● **PROVIDED RECORDS**
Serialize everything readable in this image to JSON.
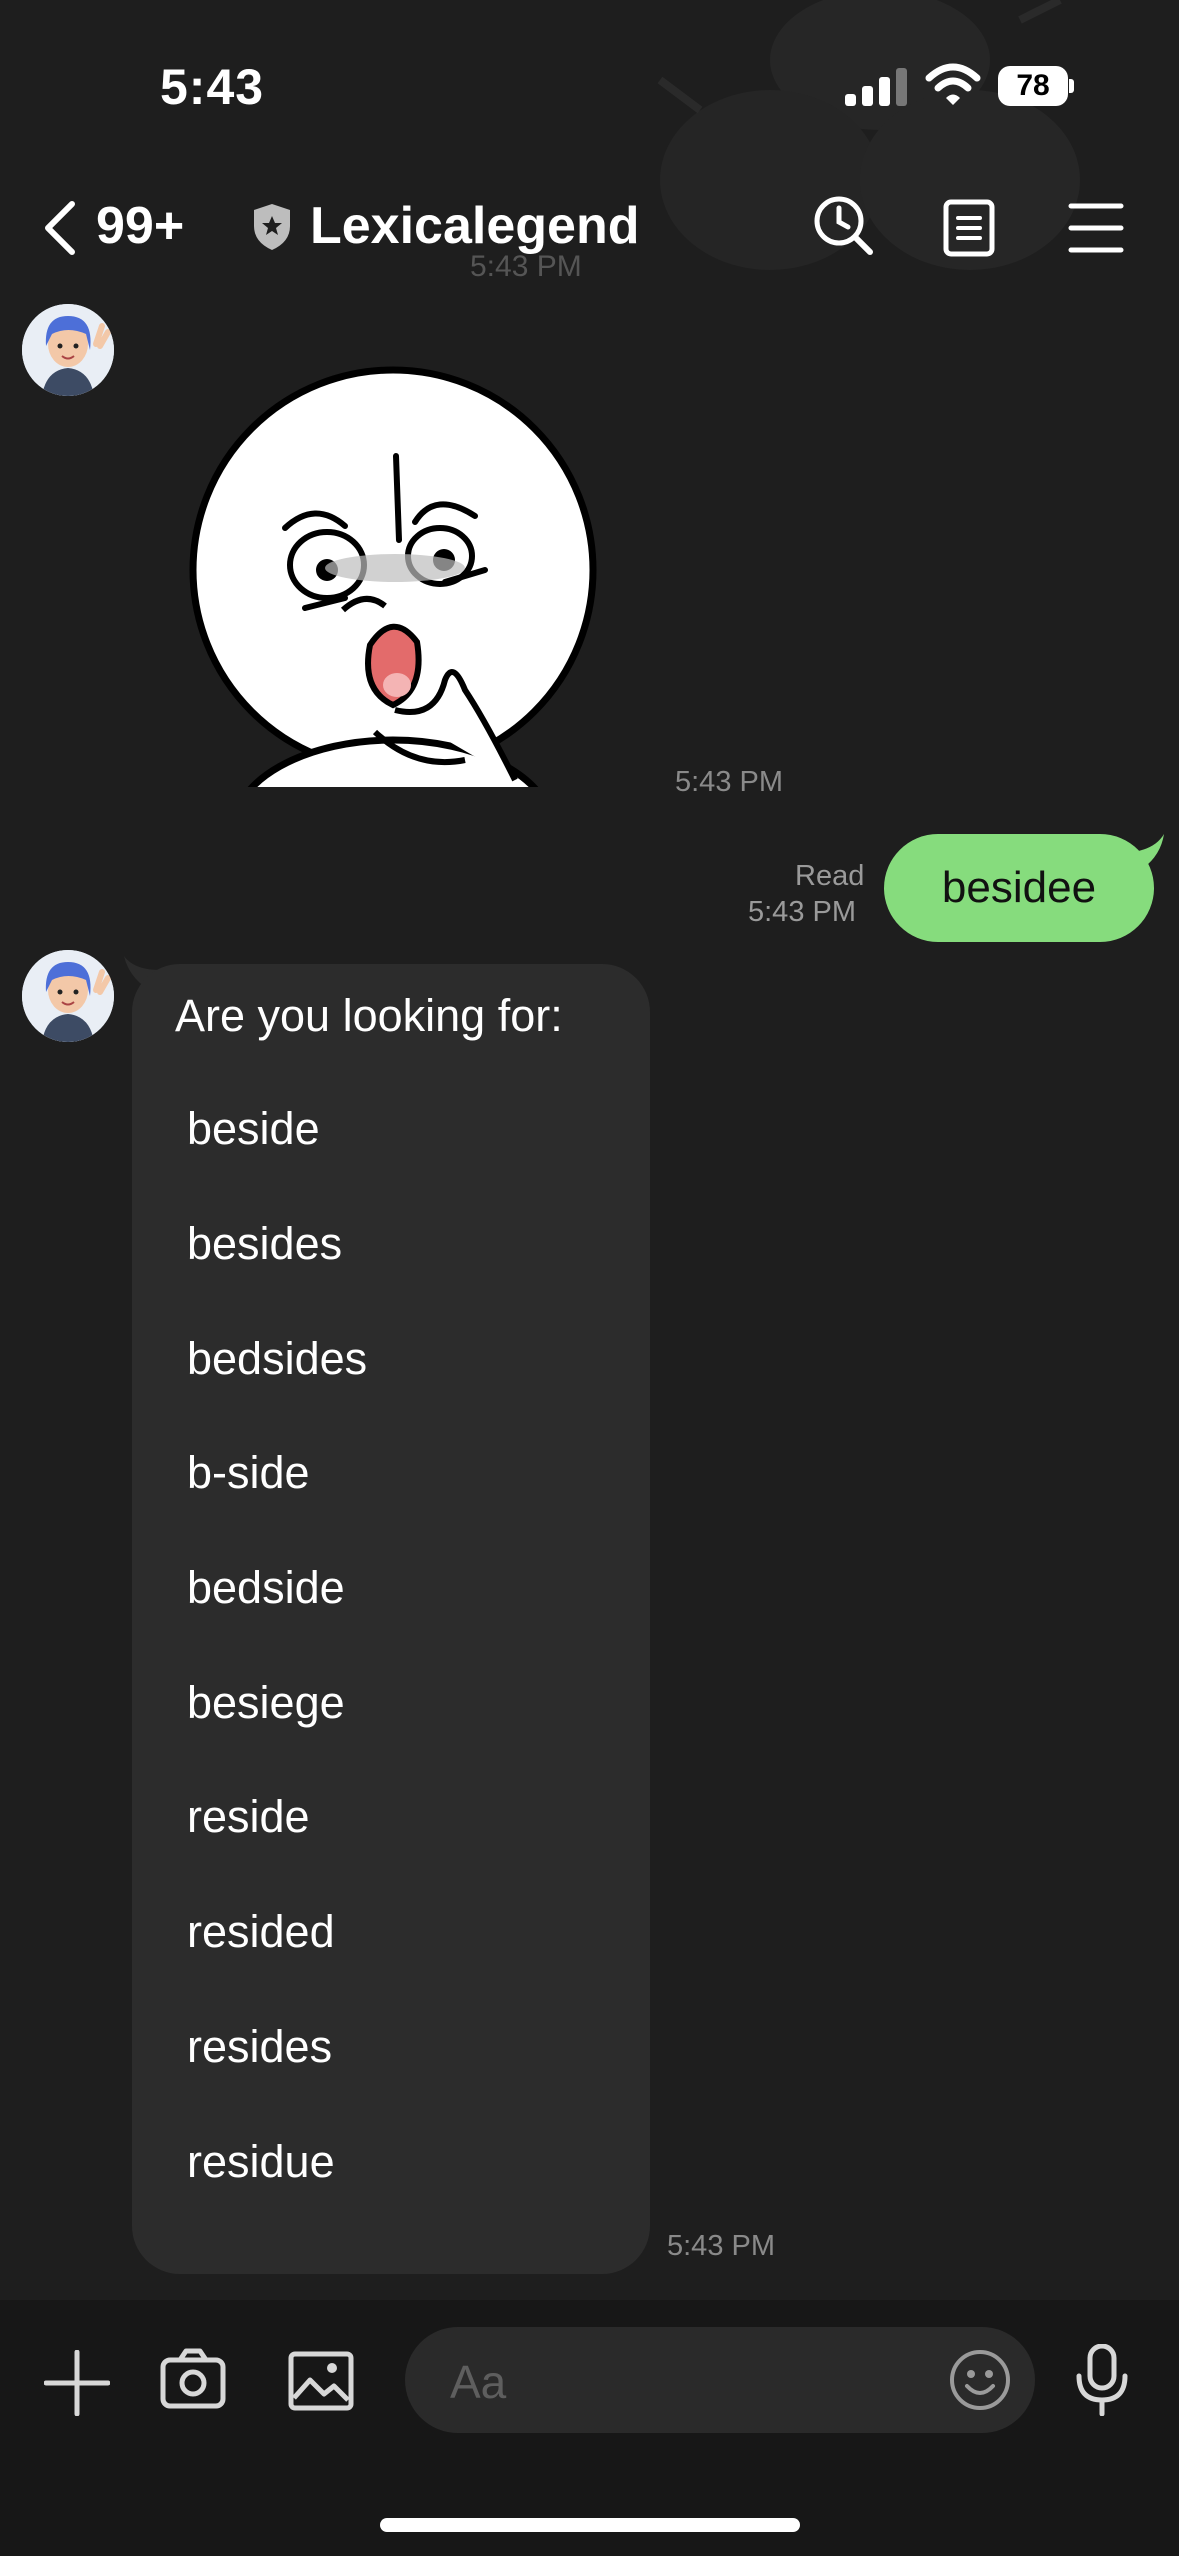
{
  "status_bar": {
    "time": "5:43",
    "battery": "78"
  },
  "header": {
    "unread_count": "99+",
    "title": "Lexicalegend",
    "ghost_time": "5:43 PM"
  },
  "messages": {
    "sticker_time": "5:43 PM",
    "outgoing": {
      "text": "besidee",
      "read_label": "Read",
      "time": "5:43 PM"
    },
    "incoming": {
      "heading": "Are you looking for:",
      "suggestions": [
        "beside",
        "besides",
        "bedsides",
        "b-side",
        "bedside",
        "besiege",
        "reside",
        "resided",
        "resides",
        "residue"
      ],
      "time": "5:43 PM"
    }
  },
  "composer": {
    "placeholder": "Aa"
  },
  "colors": {
    "background": "#1e1e1e",
    "outgoing_bubble": "#86dc7d",
    "incoming_bubble": "#2c2c2c",
    "bottom_bar": "#171717"
  },
  "icons": [
    "back-icon",
    "shield-icon",
    "search-clock-icon",
    "notes-icon",
    "menu-icon",
    "plus-icon",
    "camera-icon",
    "image-icon",
    "emoji-icon",
    "mic-icon"
  ]
}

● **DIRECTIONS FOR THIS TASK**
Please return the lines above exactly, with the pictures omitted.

● **REPLY TO THE EXERCISE**
Serialize everything readable in this image to JSON.
{
  "status_bar": {
    "time": "5:43",
    "battery": "78"
  },
  "header": {
    "unread_count": "99+",
    "title": "Lexicalegend",
    "ghost_time": "5:43 PM"
  },
  "messages": {
    "sticker_time": "5:43 PM",
    "outgoing": {
      "text": "besidee",
      "read_label": "Read",
      "time": "5:43 PM"
    },
    "incoming": {
      "heading": "Are you looking for:",
      "suggestions": [
        "beside",
        "besides",
        "bedsides",
        "b-side",
        "bedside",
        "besiege",
        "reside",
        "resided",
        "resides",
        "residue"
      ],
      "time": "5:43 PM"
    }
  },
  "composer": {
    "placeholder": "Aa"
  },
  "colors": {
    "background": "#1e1e1e",
    "outgoing_bubble": "#86dc7d",
    "incoming_bubble": "#2c2c2c",
    "bottom_bar": "#171717"
  },
  "icons": [
    "back-icon",
    "shield-icon",
    "search-clock-icon",
    "notes-icon",
    "menu-icon",
    "plus-icon",
    "camera-icon",
    "image-icon",
    "emoji-icon",
    "mic-icon"
  ]
}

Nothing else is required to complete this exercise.